3. Sleep phase: deep sleep phase
The deep sleep phase is considered to be the most coveted phase of a sleep cycle because, as the name suggests, this is where we sink into a deep sleep. External stimuli are hardly or not at all noticed during this sleep phase, and the body achieves a complete relaxation and resting phase. During this sleep phase, our breathing tends to be rather shallow. The activity of the brain, heart and circulatory system slows down, but many important regeneration processes are initiated and our metabolism also gets to work. Anyone who is woken up from a deep sleep usually feels exhausted and needs a long time to really wake up.

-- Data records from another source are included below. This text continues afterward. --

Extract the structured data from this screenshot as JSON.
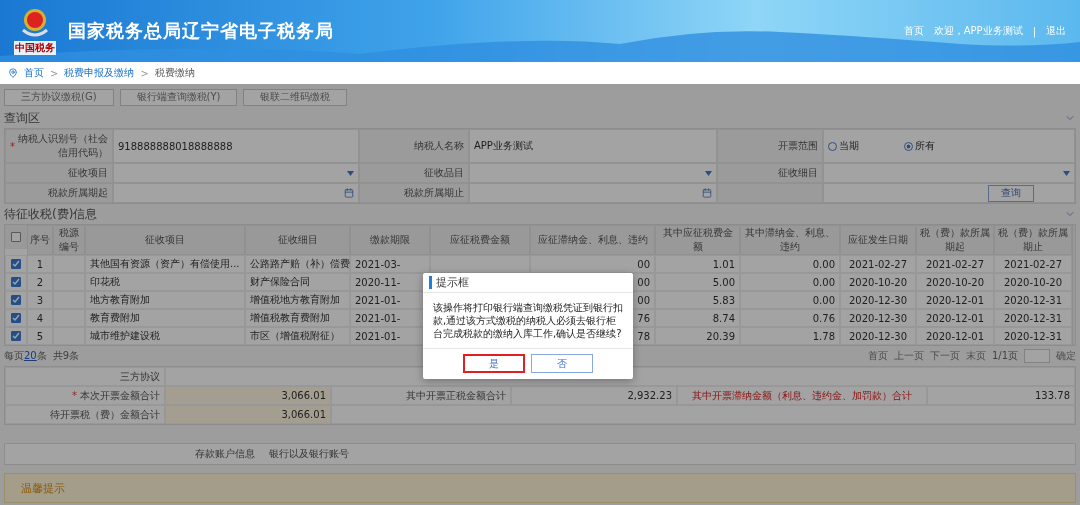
{
  "header": {
    "title": "国家税务总局辽宁省电子税务局",
    "logo_caption": "中国税务",
    "links": [
      {
        "label": "首页"
      },
      {
        "label": "欢迎，APP业务测试"
      },
      {
        "label": "退出"
      }
    ],
    "separator": "|"
  },
  "breadcrumb": {
    "separator": ">",
    "items": [
      {
        "label": "首页",
        "current": false
      },
      {
        "label": "税费申报及缴纳",
        "current": false
      },
      {
        "label": "税费缴纳",
        "current": true
      }
    ]
  },
  "actions": [
    "三方协议缴税(G)",
    "银行端查询缴税(Y)",
    "银联二维码缴税"
  ],
  "query": {
    "title": "查询区",
    "required_mark": "*",
    "fields": [
      {
        "kind": "text",
        "label": "纳税人识别号（社会信用代码）",
        "required": true,
        "value": "918888888018888888"
      },
      {
        "kind": "text",
        "label": "纳税人名称",
        "required": false,
        "value": "APP业务测试"
      },
      {
        "kind": "radio",
        "label": "开票范围",
        "required": false,
        "options": [
          {
            "label": "当期",
            "selected": false
          },
          {
            "label": "所有",
            "selected": true
          }
        ]
      },
      {
        "kind": "select",
        "label": "征收项目",
        "required": false
      },
      {
        "kind": "select",
        "label": "征收品目",
        "required": false
      },
      {
        "kind": "select",
        "label": "征收细目",
        "required": false
      },
      {
        "kind": "date",
        "label": "税款所属期起",
        "required": false
      },
      {
        "kind": "date",
        "label": "税款所属期止",
        "required": false
      },
      {
        "kind": "button",
        "label": "查询"
      }
    ]
  },
  "table": {
    "title": "待征收税(费)信息",
    "all_checked": false,
    "columns": [
      "序号",
      "税源编号",
      "征收项目",
      "征收细目",
      "缴款期限",
      "应征税费金额",
      "应征滞纳金、利息、违约",
      "其中应征税费金额",
      "其中滞纳金、利息、违约",
      "应征发生日期",
      "税（费）款所属期起",
      "税（费）款所属期止"
    ],
    "rows": [
      {
        "checked": true,
        "no": "1",
        "item": "其他国有资源（资产）有偿使用...",
        "detail": "公路路产赔（补）偿费",
        "deadline": "2021-03-",
        "late_fee": "00",
        "tax_amount": "1.01",
        "late_amount": "0.00",
        "date": "2021-02-27",
        "start": "2021-02-27",
        "end": "2021-02-27"
      },
      {
        "checked": true,
        "no": "2",
        "item": "印花税",
        "detail": "财产保险合同",
        "deadline": "2020-11-",
        "late_fee": "00",
        "tax_amount": "5.00",
        "late_amount": "0.00",
        "date": "2020-10-20",
        "start": "2020-10-20",
        "end": "2020-10-20"
      },
      {
        "checked": true,
        "no": "3",
        "item": "地方教育附加",
        "detail": "增值税地方教育附加",
        "deadline": "2021-01-",
        "late_fee": "00",
        "tax_amount": "5.83",
        "late_amount": "0.00",
        "date": "2020-12-30",
        "start": "2020-12-01",
        "end": "2020-12-31"
      },
      {
        "checked": true,
        "no": "4",
        "item": "教育费附加",
        "detail": "增值税教育费附加",
        "deadline": "2021-01-",
        "late_fee": "76",
        "tax_amount": "8.74",
        "late_amount": "0.76",
        "date": "2020-12-30",
        "start": "2020-12-01",
        "end": "2020-12-31"
      },
      {
        "checked": true,
        "no": "5",
        "item": "城市维护建设税",
        "detail": "市区（增值税附征）",
        "deadline": "2021-01-",
        "late_fee": "78",
        "tax_amount": "20.39",
        "late_amount": "1.78",
        "date": "2020-12-30",
        "start": "2020-12-01",
        "end": "2020-12-31"
      }
    ]
  },
  "pagination": {
    "prefix": "每页",
    "page_size": "20",
    "suffix": "条",
    "total": "共9条",
    "links": [
      "首页",
      "上一页",
      "下一页",
      "末页"
    ],
    "page_info": "1/1页",
    "go": "确定"
  },
  "summary": {
    "protocol_label": "三方协议",
    "required_mark": "*",
    "total_label": "本次开票金额合计",
    "total_value": "3,066.01",
    "tax_label": "其中开票正税金额合计",
    "tax_value": "2,932.23",
    "late_label": "其中开票滞纳金额（利息、违约金、加罚款）合计",
    "late_value": "133.78",
    "pending_label": "待开票税（费）金额合计",
    "pending_value": "3,066.01"
  },
  "account": {
    "label": "存款账户信息",
    "bank_label": "银行以及银行账号"
  },
  "tip": {
    "title": "温馨提示"
  },
  "dialog": {
    "title": "提示框",
    "message": "该操作将打印银行端查询缴税凭证到银行扣款,通过该方式缴税的纳税人必须去银行柜台完成税款的缴纳入库工作,确认是否继续?",
    "buttons": [
      {
        "label": "是",
        "highlighted": true
      },
      {
        "label": "否",
        "highlighted": false
      }
    ]
  }
}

4. Sleep phase: dream phase
The fourth and final phase of sleep in a cycle is the dream phase, better known as the REM phase, where “REM” stands for Rapid Eye Movement stands. In fact, during this phase our brain is almost as active as when we are awake, and we dream – as can be seen from the rapidly moving eyes under closed lids. This phase is important for processing and sorting what we have experienced: what is stored in the subconscious can be brought to the surface in encrypted form in our dreams and processed in this way.
The REM phase is correspondingly necessary for our brain, our nerves and our psyche. In the dream phase, our breath deepens again, the cardiovascular system ramps up. Depending on the time, we can wake up completely from the REM phase or start the sleep cycle again. Do you have a very good memory in the morning of particularly realistic dreams? That’s because you’ve only just gone through the REM phase.
Why are sleep stages so important?
The description of the individual sleep phases already makes it clear how important each individual phase is for our sleep. The deep sleep phase in particular plays a key role in whether we feel physically and mentally rested. After all, our ingenious body is working on the regeneration of our cells, our organs and muscles during this phase. Possible viruses are fought, the immune system is strengthened. Our nervous system and our psyche also benefit from the body’s own processes.
Not only the deep sleep phase is extremely important, but also the REM phase, in which experiences are processed and sorted away. If our brain lacked the nightly REM phases, our mental state would be comparable to that of our apartment if we simply didn’t get to clean up for weeks. Depending on how well the individual sleep cycles can be completed within our sleep, we feel the next morning.
3 tips for a better sleep
Tip 1: Encourage falling asleep
In order for your body to find its way into the sleep cycles, you can help it to get started with the sleep phase. You can do this by helping yourself to calm down.
- Soothing teas, herbal sleeping pills or essential oils can calm the body and mind.
- You should ban screens with blue lights, such as smartphones or tablets, from your bedroom.
- Create a relaxed atmosphere with pleasant light sources and good air.
Tip 2: Allow good deep sleep phases
In the first half or usually in the first five hours of sleep, the deep sleep phases are the longest and most restful. Most people have their lowest body temperature between 3 a.m. and 5 a.m., which is the middle of the night. Accordingly, it is very helpful for sleep to go to bed on time. So, to enjoy the full five hours, ten o’clock in the evening is a perfect time to go to bed.
Tip 3: Watch the end of a REM phase
When your alarm clock wakes you up from one of the sleep phases, in the worst case a deep sleep phase, you feel like you have been exhausted. However, if you wake up after a completed sleep cycle, i.e. after a REM phase, you feel well rested and fit. So experiment a little with your morning wake-up time, as little as ten minutes earlier or later can make a huge difference – as long as you always go to bed at the same time in the evening, of course.